The difference between both scenarios is that the car’s acceleration was greater when the gas pedal was fully pressed. This is precisely why it took the driver a shorter time to reach the goal speed (60 mph) in the second case.

This way of determining the power of a car is called measuring its “0 to 60 time”, which is used to compare its performance to that of other cars, especially in professional car racing.

## Instantaneous acceleration

Notice that in our example, the car’s speed increases uniformly from 0 to 60 mph. This could not have been the case, though. For example, you could have decided first to press the gas pedal slightly until reaching a certain speed, and then pressing it fully to reach the final value. This scenario could look something like this:

Here, the red circles represent points at which the acceleration changes. Keep in mind that velocity is always changing within the first 60 seconds and only remains constant afterwards. The acceleration, on the other hand, only changes twice: at t = 30 s and at t = 60 s.

In this case, the car’s acceleration was not the same along the entire trajectory. Nevertheless, if we calculate it as shown before we would obtain the same value as in our previous example:

This occurs because the way we calculated the car’s acceleration only takes into account the final and initial speed values, which is why we call this the *average acceleration*. Nevertheless, as we just showed, a moving body’s acceleration can change within a single time frame, even to a point where it is *constantly *changing. Look at the following graph, the more acceleration changes there are, the closer the velocity vs. time plot gets to a soft curve.

So, if we want to know the value of acceleration at a single point, instead of an average value for the entire trajectory, we would need to subdivide it into many small sections, for which the time frame becomes smaller and smaller. This is done, mathematically, using a *limit*. In this case, that of the definition of the average acceleration, as t tends to zero:

Here, *v(t)* is just a reminder of the velocity being a function of time, which means it changes with time. Equation 6 is the definition of the derivative of the velocity with respect to time, which is also called the ** instantaneous acceleration**:

To calculate the instantaneous acceleration, a function describing the body’s velocity in terms of time as an independent variable is needed.

## Other helpful sources
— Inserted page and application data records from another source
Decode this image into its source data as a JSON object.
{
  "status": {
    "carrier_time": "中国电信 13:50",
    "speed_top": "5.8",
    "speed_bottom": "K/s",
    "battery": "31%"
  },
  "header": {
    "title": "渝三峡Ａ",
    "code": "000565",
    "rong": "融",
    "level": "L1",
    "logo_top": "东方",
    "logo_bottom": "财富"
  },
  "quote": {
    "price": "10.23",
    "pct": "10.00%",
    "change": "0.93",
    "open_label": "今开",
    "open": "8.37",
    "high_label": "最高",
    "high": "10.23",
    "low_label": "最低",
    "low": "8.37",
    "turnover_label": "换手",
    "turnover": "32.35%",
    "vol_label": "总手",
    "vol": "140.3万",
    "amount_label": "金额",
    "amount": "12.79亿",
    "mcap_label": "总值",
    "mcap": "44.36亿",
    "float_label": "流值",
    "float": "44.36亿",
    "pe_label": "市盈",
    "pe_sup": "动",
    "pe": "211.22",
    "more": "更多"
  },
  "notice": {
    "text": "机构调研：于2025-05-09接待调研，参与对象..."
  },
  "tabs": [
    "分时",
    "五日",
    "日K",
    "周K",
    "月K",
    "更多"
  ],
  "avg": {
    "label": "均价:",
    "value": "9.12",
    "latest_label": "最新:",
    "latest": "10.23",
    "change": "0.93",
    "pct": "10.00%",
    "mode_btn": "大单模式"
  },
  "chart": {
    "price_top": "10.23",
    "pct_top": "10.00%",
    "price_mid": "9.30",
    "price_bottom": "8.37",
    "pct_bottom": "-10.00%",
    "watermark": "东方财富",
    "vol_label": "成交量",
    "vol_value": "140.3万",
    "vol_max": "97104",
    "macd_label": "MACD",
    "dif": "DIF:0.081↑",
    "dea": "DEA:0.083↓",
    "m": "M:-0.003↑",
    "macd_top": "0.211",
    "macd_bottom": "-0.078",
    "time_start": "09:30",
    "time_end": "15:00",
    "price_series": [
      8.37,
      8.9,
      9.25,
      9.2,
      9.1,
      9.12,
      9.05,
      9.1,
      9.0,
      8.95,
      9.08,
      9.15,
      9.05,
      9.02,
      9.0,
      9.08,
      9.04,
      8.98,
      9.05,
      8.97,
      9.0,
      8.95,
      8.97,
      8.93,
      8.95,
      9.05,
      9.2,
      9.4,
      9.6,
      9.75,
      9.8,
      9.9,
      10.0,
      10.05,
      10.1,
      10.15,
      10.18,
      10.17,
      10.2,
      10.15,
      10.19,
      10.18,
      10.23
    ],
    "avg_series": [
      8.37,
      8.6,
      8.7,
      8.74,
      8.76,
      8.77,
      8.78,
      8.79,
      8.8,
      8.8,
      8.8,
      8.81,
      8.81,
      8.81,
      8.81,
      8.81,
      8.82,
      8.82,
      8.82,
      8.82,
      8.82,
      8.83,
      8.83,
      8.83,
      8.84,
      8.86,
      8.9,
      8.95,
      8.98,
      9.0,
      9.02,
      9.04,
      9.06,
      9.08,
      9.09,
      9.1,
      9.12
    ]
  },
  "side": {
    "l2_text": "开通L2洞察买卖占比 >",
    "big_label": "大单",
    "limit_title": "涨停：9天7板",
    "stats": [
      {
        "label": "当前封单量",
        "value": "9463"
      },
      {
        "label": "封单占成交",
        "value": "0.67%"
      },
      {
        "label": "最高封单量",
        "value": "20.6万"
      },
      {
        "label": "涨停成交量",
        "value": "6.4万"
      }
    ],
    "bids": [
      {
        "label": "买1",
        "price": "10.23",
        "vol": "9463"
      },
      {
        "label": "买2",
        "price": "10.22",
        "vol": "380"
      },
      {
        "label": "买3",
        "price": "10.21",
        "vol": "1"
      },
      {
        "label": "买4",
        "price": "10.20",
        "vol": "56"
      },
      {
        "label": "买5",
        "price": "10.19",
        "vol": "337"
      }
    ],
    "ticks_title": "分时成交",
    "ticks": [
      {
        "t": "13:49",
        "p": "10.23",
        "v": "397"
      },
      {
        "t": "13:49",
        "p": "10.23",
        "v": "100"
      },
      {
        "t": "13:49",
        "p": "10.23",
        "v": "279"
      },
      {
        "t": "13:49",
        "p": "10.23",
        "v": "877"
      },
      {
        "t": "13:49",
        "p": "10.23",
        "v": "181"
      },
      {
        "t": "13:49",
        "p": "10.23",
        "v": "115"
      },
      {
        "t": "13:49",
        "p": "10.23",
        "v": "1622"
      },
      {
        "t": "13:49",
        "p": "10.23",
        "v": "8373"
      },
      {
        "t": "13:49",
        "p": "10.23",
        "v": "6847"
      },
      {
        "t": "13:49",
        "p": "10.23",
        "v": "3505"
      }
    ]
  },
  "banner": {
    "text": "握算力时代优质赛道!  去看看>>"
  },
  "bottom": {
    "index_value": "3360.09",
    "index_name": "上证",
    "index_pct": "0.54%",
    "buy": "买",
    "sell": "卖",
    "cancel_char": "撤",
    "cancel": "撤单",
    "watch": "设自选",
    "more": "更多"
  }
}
Use this simulator by PhET to observe how the velocity and the position of a walking man changes as you set initial values for them and for his acceleration. Keep in mind you can use positive or negative values to specify the sense of the velocity and acceleration vectors. Go to the “Charts” tab to see the resulting position vs. time and velocity vs. time plots.